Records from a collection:
%%

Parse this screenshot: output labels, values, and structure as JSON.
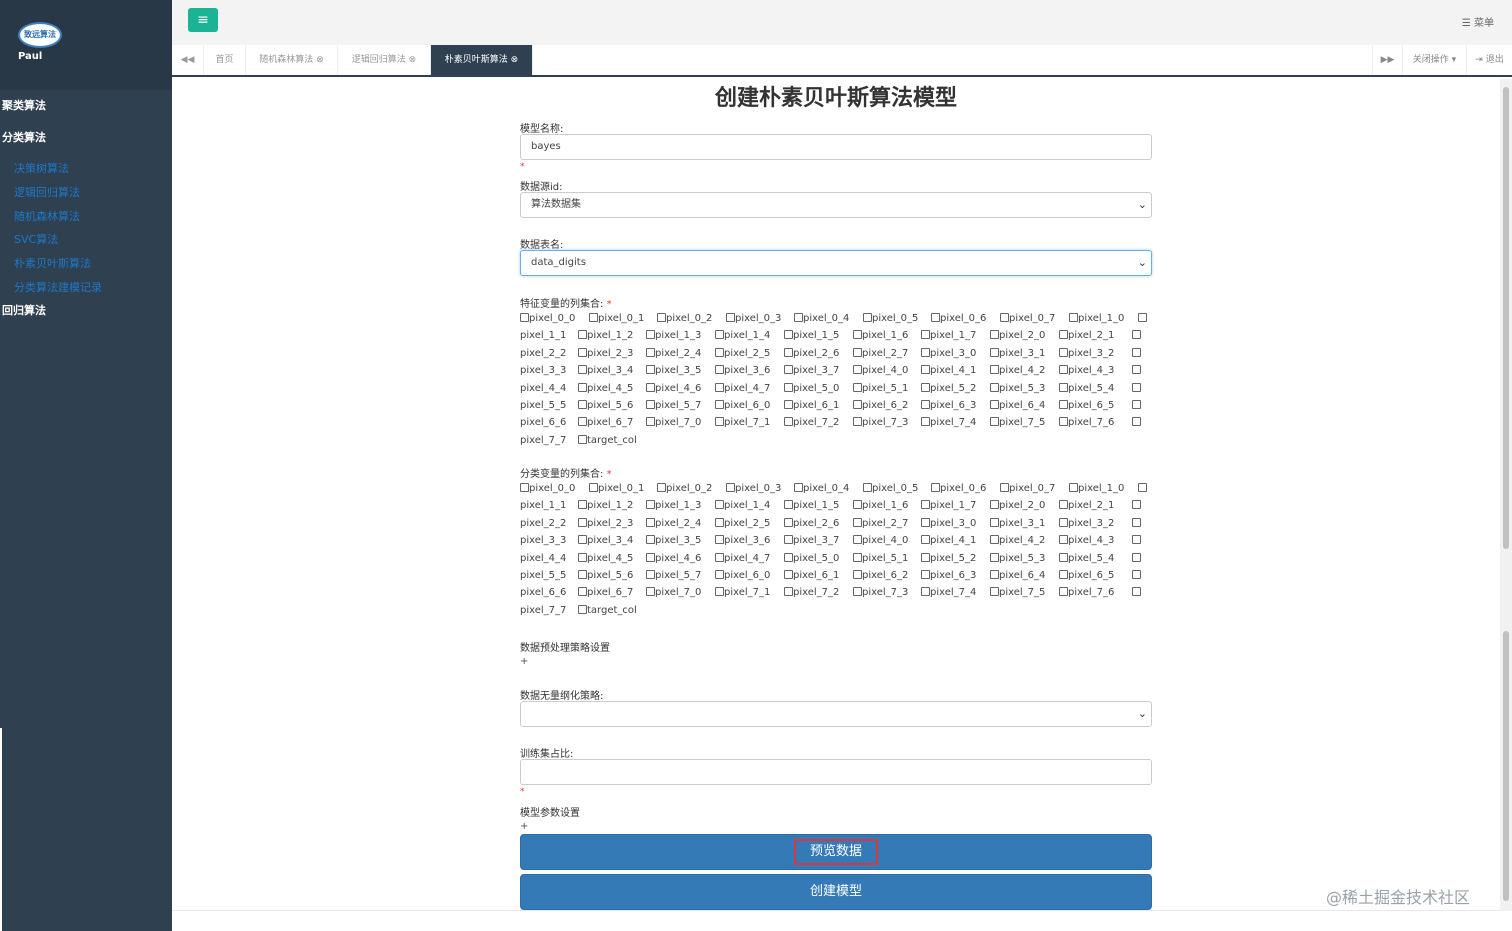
{
  "sidebar": {
    "logo_text": "致远算法",
    "username": "Paul",
    "groups": [
      "聚类算法",
      "分类算法",
      "回归算法"
    ],
    "sub_items": [
      "决策树算法",
      "逻辑回归算法",
      "随机森林算法",
      "SVC算法",
      "朴素贝叶斯算法",
      "分类算法建模记录"
    ]
  },
  "topbar": {
    "toggle_icon": "≡",
    "menu_label": "菜单"
  },
  "tabs": {
    "prev": "◀◀",
    "items": [
      "首页",
      "随机森林算法",
      "逻辑回归算法",
      "朴素贝叶斯算法"
    ],
    "next": "▶▶",
    "close_ops": "关闭操作",
    "logout": "退出"
  },
  "form": {
    "title": "创建朴素贝叶斯算法模型",
    "model_name_label": "模型名称:",
    "model_name_value": "bayes",
    "datasource_label": "数据源id:",
    "datasource_value": "算法数据集",
    "table_label": "数据表名:",
    "table_value": "data_digits",
    "feature_label": "特征变量的列集合:",
    "class_label": "分类变量的列集合:",
    "preprocess_label": "数据预处理策略设置",
    "dimless_label": "数据无量纲化策略:",
    "dimless_value": "",
    "train_label": "训练集占比:",
    "train_value": "",
    "params_label": "模型参数设置",
    "required_mark": "*",
    "plus_mark": "+",
    "preview_button": "预览数据",
    "create_button": "创建模型"
  },
  "columns": [
    "pixel_0_0",
    "pixel_0_1",
    "pixel_0_2",
    "pixel_0_3",
    "pixel_0_4",
    "pixel_0_5",
    "pixel_0_6",
    "pixel_0_7",
    "pixel_1_0",
    "pixel_1_1",
    "pixel_1_2",
    "pixel_1_3",
    "pixel_1_4",
    "pixel_1_5",
    "pixel_1_6",
    "pixel_1_7",
    "pixel_2_0",
    "pixel_2_1",
    "pixel_2_2",
    "pixel_2_3",
    "pixel_2_4",
    "pixel_2_5",
    "pixel_2_6",
    "pixel_2_7",
    "pixel_3_0",
    "pixel_3_1",
    "pixel_3_2",
    "pixel_3_3",
    "pixel_3_4",
    "pixel_3_5",
    "pixel_3_6",
    "pixel_3_7",
    "pixel_4_0",
    "pixel_4_1",
    "pixel_4_2",
    "pixel_4_3",
    "pixel_4_4",
    "pixel_4_5",
    "pixel_4_6",
    "pixel_4_7",
    "pixel_5_0",
    "pixel_5_1",
    "pixel_5_2",
    "pixel_5_3",
    "pixel_5_4",
    "pixel_5_5",
    "pixel_5_6",
    "pixel_5_7",
    "pixel_6_0",
    "pixel_6_1",
    "pixel_6_2",
    "pixel_6_3",
    "pixel_6_4",
    "pixel_6_5",
    "pixel_6_6",
    "pixel_6_7",
    "pixel_7_0",
    "pixel_7_1",
    "pixel_7_2",
    "pixel_7_3",
    "pixel_7_4",
    "pixel_7_5",
    "pixel_7_6",
    "pixel_7_7",
    "target_col"
  ],
  "watermark": "@稀土掘金技术社区",
  "colors": {
    "sidebar": "#2f4050",
    "accent": "#1ab394",
    "primary_button": "#337ab7",
    "highlight_border": "#d9363e"
  }
}
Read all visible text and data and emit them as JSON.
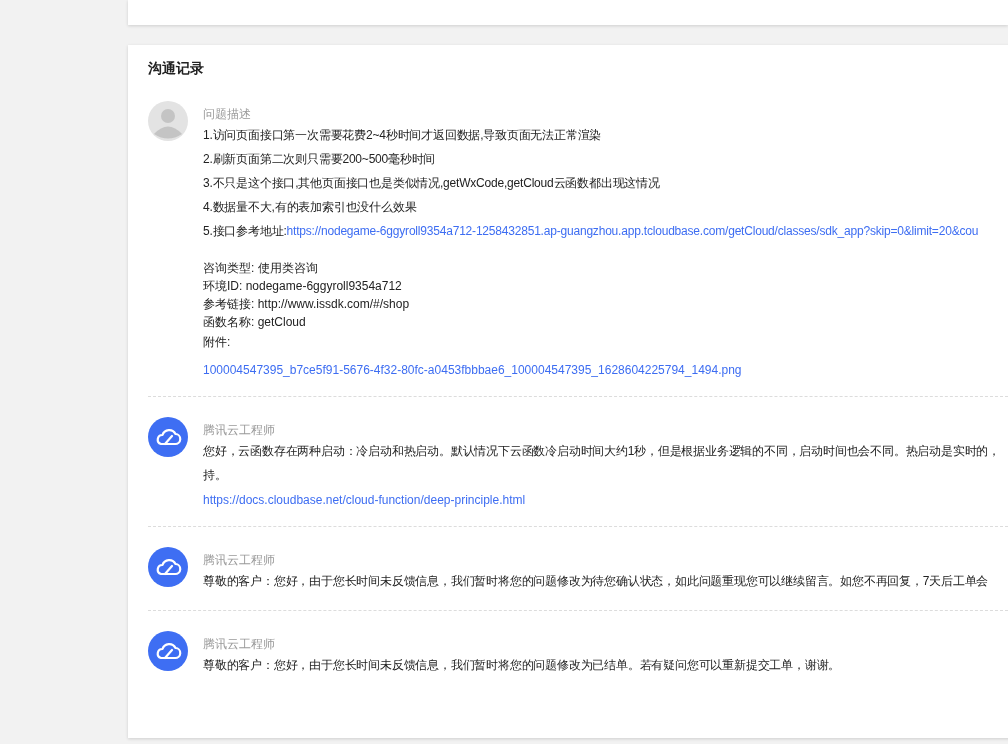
{
  "section_title": "沟通记录",
  "messages": [
    {
      "kind": "customer",
      "author": "问题描述",
      "lines": [
        "1.访问页面接口第一次需要花费2~4秒时间才返回数据,导致页面无法正常渲染",
        "2.刷新页面第二次则只需要200~500毫秒时间",
        "3.不只是这个接口,其他页面接口也是类似情况,getWxCode,getCloud云函数都出现这情况",
        "4.数据量不大,有的表加索引也没什么效果"
      ],
      "link_line": {
        "label": "5.接口参考地址:",
        "url": "https://nodegame-6ggyroll9354a712-1258432851.ap-guangzhou.app.tcloudbase.com/getCloud/classes/sdk_app?skip=0&limit=20&cou"
      },
      "fields": [
        "咨询类型: 使用类咨询",
        "环境ID: nodegame-6ggyroll9354a712",
        "参考链接: http://www.issdk.com/#/shop",
        "函数名称: getCloud"
      ],
      "attachment_label": "附件:",
      "attachment": "100004547395_b7ce5f91-5676-4f32-80fc-a0453fbbbae6_100004547395_1628604225794_1494.png"
    },
    {
      "kind": "engineer",
      "author": "腾讯云工程师",
      "lines": [
        "您好，云函数存在两种启动：冷启动和热启动。默认情况下云函数冷启动时间大约1秒，但是根据业务逻辑的不同，启动时间也会不同。热启动是实时的，",
        "持。"
      ],
      "url": "https://docs.cloudbase.net/cloud-function/deep-principle.html"
    },
    {
      "kind": "engineer",
      "author": "腾讯云工程师",
      "lines": [
        "尊敬的客户：您好，由于您长时间未反馈信息，我们暂时将您的问题修改为待您确认状态，如此问题重现您可以继续留言。如您不再回复，7天后工单会"
      ]
    },
    {
      "kind": "engineer",
      "author": "腾讯云工程师",
      "lines": [
        "尊敬的客户：您好，由于您长时间未反馈信息，我们暂时将您的问题修改为已结单。若有疑问您可以重新提交工单，谢谢。"
      ]
    }
  ]
}
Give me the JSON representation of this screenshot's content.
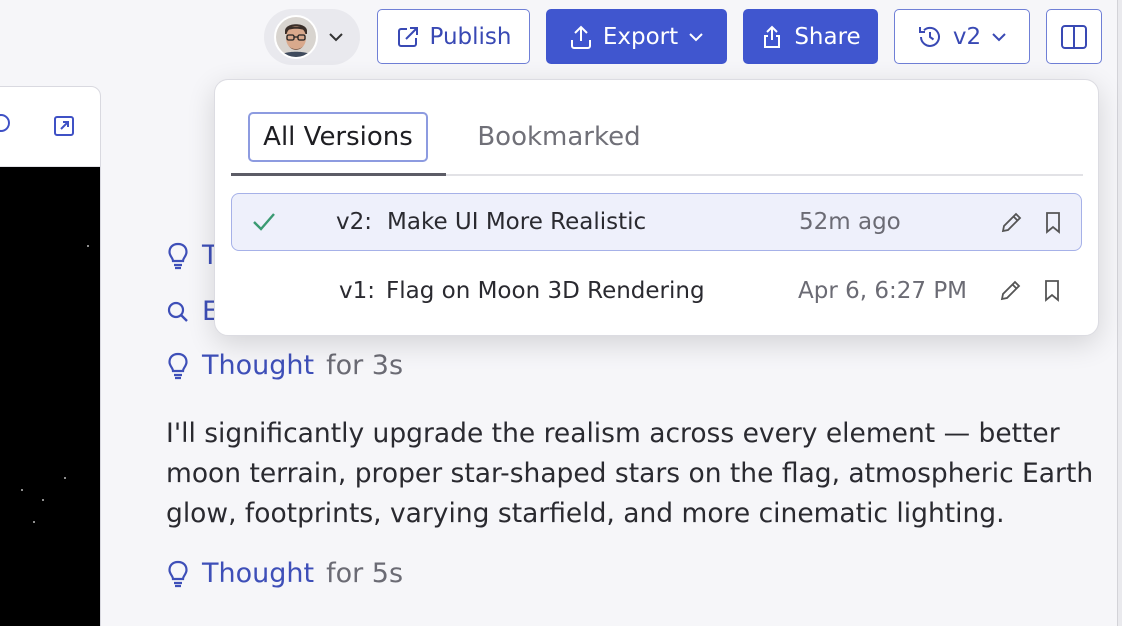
{
  "topbar": {
    "publish_label": "Publish",
    "export_label": "Export",
    "share_label": "Share",
    "version_label": "v2"
  },
  "versions": {
    "tabs": [
      "All Versions",
      "Bookmarked"
    ],
    "items": [
      {
        "num": "v2:",
        "title": "Make UI More Realistic",
        "time": "52m ago",
        "selected": true
      },
      {
        "num": "v1:",
        "title": "Flag on Moon 3D Rendering",
        "time": "Apr 6, 6:27 PM",
        "selected": false
      }
    ]
  },
  "chat": {
    "partial_1": "T",
    "partial_2": "E",
    "thought_1": {
      "link": "Thought",
      "duration": "for 3s"
    },
    "message": "I'll significantly upgrade the realism across every element — better moon terrain, proper star-shaped stars on the flag, atmospheric Earth glow, footprints, varying starfield, and more cinematic lighting.",
    "thought_2": {
      "link": "Thought",
      "duration": "for 5s"
    }
  },
  "colors": {
    "accent": "#4056cf",
    "link": "#3e4fb8",
    "check": "#3a9a72"
  }
}
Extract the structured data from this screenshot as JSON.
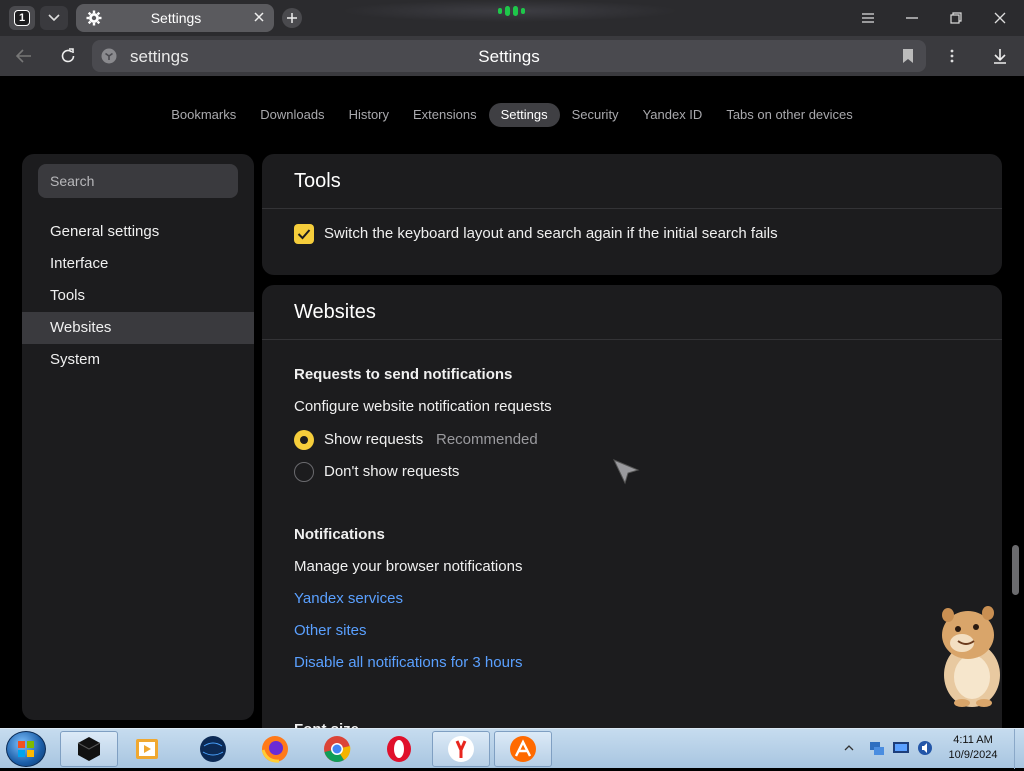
{
  "browser": {
    "tab_count": "1",
    "tab_title": "Settings",
    "address_url": "settings",
    "page_title": "Settings"
  },
  "topnav": {
    "items": [
      "Bookmarks",
      "Downloads",
      "History",
      "Extensions",
      "Settings",
      "Security",
      "Yandex ID",
      "Tabs on other devices"
    ],
    "active": "Settings"
  },
  "sidebar": {
    "search_placeholder": "Search",
    "items": [
      "General settings",
      "Interface",
      "Tools",
      "Websites",
      "System"
    ],
    "active": "Websites"
  },
  "tools_section": {
    "title": "Tools",
    "checkbox_label": "Switch the keyboard layout and search again if the initial search fails",
    "checkbox_checked": true
  },
  "websites_section": {
    "title": "Websites",
    "requests_heading": "Requests to send notifications",
    "requests_desc": "Configure website notification requests",
    "radio_show": "Show requests",
    "radio_show_tag": "Recommended",
    "radio_dont_show": "Don't show requests",
    "selected": "Show requests",
    "notifications_heading": "Notifications",
    "notifications_desc": "Manage your browser notifications",
    "link_yandex": "Yandex services",
    "link_other": "Other sites",
    "link_disable": "Disable all notifications for 3 hours",
    "font_size_heading": "Font size"
  },
  "taskbar": {
    "time": "4:11 AM",
    "date": "10/9/2024"
  },
  "colors": {
    "accent": "#f5cd3b",
    "link": "#5aa0ff",
    "panel": "#1c1c1e"
  }
}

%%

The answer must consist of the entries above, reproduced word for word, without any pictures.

__Exercise solution__.
Parse this screenshot: output labels, values, and structure as JSON.
{
  "sidebar": {
    "logo_text": "致远算法",
    "username": "Paul",
    "groups": [
      "聚类算法",
      "分类算法",
      "回归算法"
    ],
    "sub_items": [
      "决策树算法",
      "逻辑回归算法",
      "随机森林算法",
      "SVC算法",
      "朴素贝叶斯算法",
      "分类算法建模记录"
    ]
  },
  "topbar": {
    "toggle_icon": "≡",
    "menu_label": "菜单"
  },
  "tabs": {
    "prev": "◀◀",
    "items": [
      "首页",
      "随机森林算法",
      "逻辑回归算法",
      "朴素贝叶斯算法"
    ],
    "next": "▶▶",
    "close_ops": "关闭操作",
    "logout": "退出"
  },
  "form": {
    "title": "创建朴素贝叶斯算法模型",
    "model_name_label": "模型名称:",
    "model_name_value": "bayes",
    "datasource_label": "数据源id:",
    "datasource_value": "算法数据集",
    "table_label": "数据表名:",
    "table_value": "data_digits",
    "feature_label": "特征变量的列集合:",
    "class_label": "分类变量的列集合:",
    "preprocess_label": "数据预处理策略设置",
    "dimless_label": "数据无量纲化策略:",
    "dimless_value": "",
    "train_label": "训练集占比:",
    "train_value": "",
    "params_label": "模型参数设置",
    "required_mark": "*",
    "plus_mark": "+",
    "preview_button": "预览数据",
    "create_button": "创建模型"
  },
  "columns": [
    "pixel_0_0",
    "pixel_0_1",
    "pixel_0_2",
    "pixel_0_3",
    "pixel_0_4",
    "pixel_0_5",
    "pixel_0_6",
    "pixel_0_7",
    "pixel_1_0",
    "pixel_1_1",
    "pixel_1_2",
    "pixel_1_3",
    "pixel_1_4",
    "pixel_1_5",
    "pixel_1_6",
    "pixel_1_7",
    "pixel_2_0",
    "pixel_2_1",
    "pixel_2_2",
    "pixel_2_3",
    "pixel_2_4",
    "pixel_2_5",
    "pixel_2_6",
    "pixel_2_7",
    "pixel_3_0",
    "pixel_3_1",
    "pixel_3_2",
    "pixel_3_3",
    "pixel_3_4",
    "pixel_3_5",
    "pixel_3_6",
    "pixel_3_7",
    "pixel_4_0",
    "pixel_4_1",
    "pixel_4_2",
    "pixel_4_3",
    "pixel_4_4",
    "pixel_4_5",
    "pixel_4_6",
    "pixel_4_7",
    "pixel_5_0",
    "pixel_5_1",
    "pixel_5_2",
    "pixel_5_3",
    "pixel_5_4",
    "pixel_5_5",
    "pixel_5_6",
    "pixel_5_7",
    "pixel_6_0",
    "pixel_6_1",
    "pixel_6_2",
    "pixel_6_3",
    "pixel_6_4",
    "pixel_6_5",
    "pixel_6_6",
    "pixel_6_7",
    "pixel_7_0",
    "pixel_7_1",
    "pixel_7_2",
    "pixel_7_3",
    "pixel_7_4",
    "pixel_7_5",
    "pixel_7_6",
    "pixel_7_7",
    "target_col"
  ],
  "watermark": "@稀土掘金技术社区",
  "colors": {
    "sidebar": "#2f4050",
    "accent": "#1ab394",
    "primary_button": "#337ab7",
    "highlight_border": "#d9363e"
  }
}
Read all visible text and data and emit them as JSON.
{
  "section_title": "沟通记录",
  "messages": [
    {
      "kind": "customer",
      "author": "问题描述",
      "lines": [
        "1.访问页面接口第一次需要花费2~4秒时间才返回数据,导致页面无法正常渲染",
        "2.刷新页面第二次则只需要200~500毫秒时间",
        "3.不只是这个接口,其他页面接口也是类似情况,getWxCode,getCloud云函数都出现这情况",
        "4.数据量不大,有的表加索引也没什么效果"
      ],
      "link_line": {
        "label": "5.接口参考地址:",
        "url": "https://nodegame-6ggyroll9354a712-1258432851.ap-guangzhou.app.tcloudbase.com/getCloud/classes/sdk_app?skip=0&limit=20&cou"
      },
      "fields": [
        "咨询类型: 使用类咨询",
        "环境ID: nodegame-6ggyroll9354a712",
        "参考链接: http://www.issdk.com/#/shop",
        "函数名称: getCloud"
      ],
      "attachment_label": "附件:",
      "attachment": "100004547395_b7ce5f91-5676-4f32-80fc-a0453fbbbae6_100004547395_1628604225794_1494.png"
    },
    {
      "kind": "engineer",
      "author": "腾讯云工程师",
      "lines": [
        "您好，云函数存在两种启动：冷启动和热启动。默认情况下云函数冷启动时间大约1秒，但是根据业务逻辑的不同，启动时间也会不同。热启动是实时的，",
        "持。"
      ],
      "url": "https://docs.cloudbase.net/cloud-function/deep-principle.html"
    },
    {
      "kind": "engineer",
      "author": "腾讯云工程师",
      "lines": [
        "尊敬的客户：您好，由于您长时间未反馈信息，我们暂时将您的问题修改为待您确认状态，如此问题重现您可以继续留言。如您不再回复，7天后工单会"
      ]
    },
    {
      "kind": "engineer",
      "author": "腾讯云工程师",
      "lines": [
        "尊敬的客户：您好，由于您长时间未反馈信息，我们暂时将您的问题修改为已结单。若有疑问您可以重新提交工单，谢谢。"
      ]
    }
  ]
}
Give me the JSON representation of this screenshot's content.
{
  "topbar": {
    "publish_label": "Publish",
    "export_label": "Export",
    "share_label": "Share",
    "version_label": "v2"
  },
  "versions": {
    "tabs": [
      "All Versions",
      "Bookmarked"
    ],
    "items": [
      {
        "num": "v2:",
        "title": "Make UI More Realistic",
        "time": "52m ago",
        "selected": true
      },
      {
        "num": "v1:",
        "title": "Flag on Moon 3D Rendering",
        "time": "Apr 6, 6:27 PM",
        "selected": false
      }
    ]
  },
  "chat": {
    "partial_1": "T",
    "partial_2": "E",
    "thought_1": {
      "link": "Thought",
      "duration": "for 3s"
    },
    "message": "I'll significantly upgrade the realism across every element — better moon terrain, proper star-shaped stars on the flag, atmospheric Earth glow, footprints, varying starfield, and more cinematic lighting.",
    "thought_2": {
      "link": "Thought",
      "duration": "for 5s"
    }
  },
  "colors": {
    "accent": "#4056cf",
    "link": "#3e4fb8",
    "check": "#3a9a72"
  }
}
Extract the structured data from this screenshot as JSON.
{
  "browser": {
    "tab_count": "1",
    "tab_title": "Settings",
    "address_url": "settings",
    "page_title": "Settings"
  },
  "topnav": {
    "items": [
      "Bookmarks",
      "Downloads",
      "History",
      "Extensions",
      "Settings",
      "Security",
      "Yandex ID",
      "Tabs on other devices"
    ],
    "active": "Settings"
  },
  "sidebar": {
    "search_placeholder": "Search",
    "items": [
      "General settings",
      "Interface",
      "Tools",
      "Websites",
      "System"
    ],
    "active": "Websites"
  },
  "tools_section": {
    "title": "Tools",
    "checkbox_label": "Switch the keyboard layout and search again if the initial search fails",
    "checkbox_checked": true
  },
  "websites_section": {
    "title": "Websites",
    "requests_heading": "Requests to send notifications",
    "requests_desc": "Configure website notification requests",
    "radio_show": "Show requests",
    "radio_show_tag": "Recommended",
    "radio_dont_show": "Don't show requests",
    "selected": "Show requests",
    "notifications_heading": "Notifications",
    "notifications_desc": "Manage your browser notifications",
    "link_yandex": "Yandex services",
    "link_other": "Other sites",
    "link_disable": "Disable all notifications for 3 hours",
    "font_size_heading": "Font size"
  },
  "taskbar": {
    "time": "4:11 AM",
    "date": "10/9/2024"
  },
  "colors": {
    "accent": "#f5cd3b",
    "link": "#5aa0ff",
    "panel": "#1c1c1e"
  }
}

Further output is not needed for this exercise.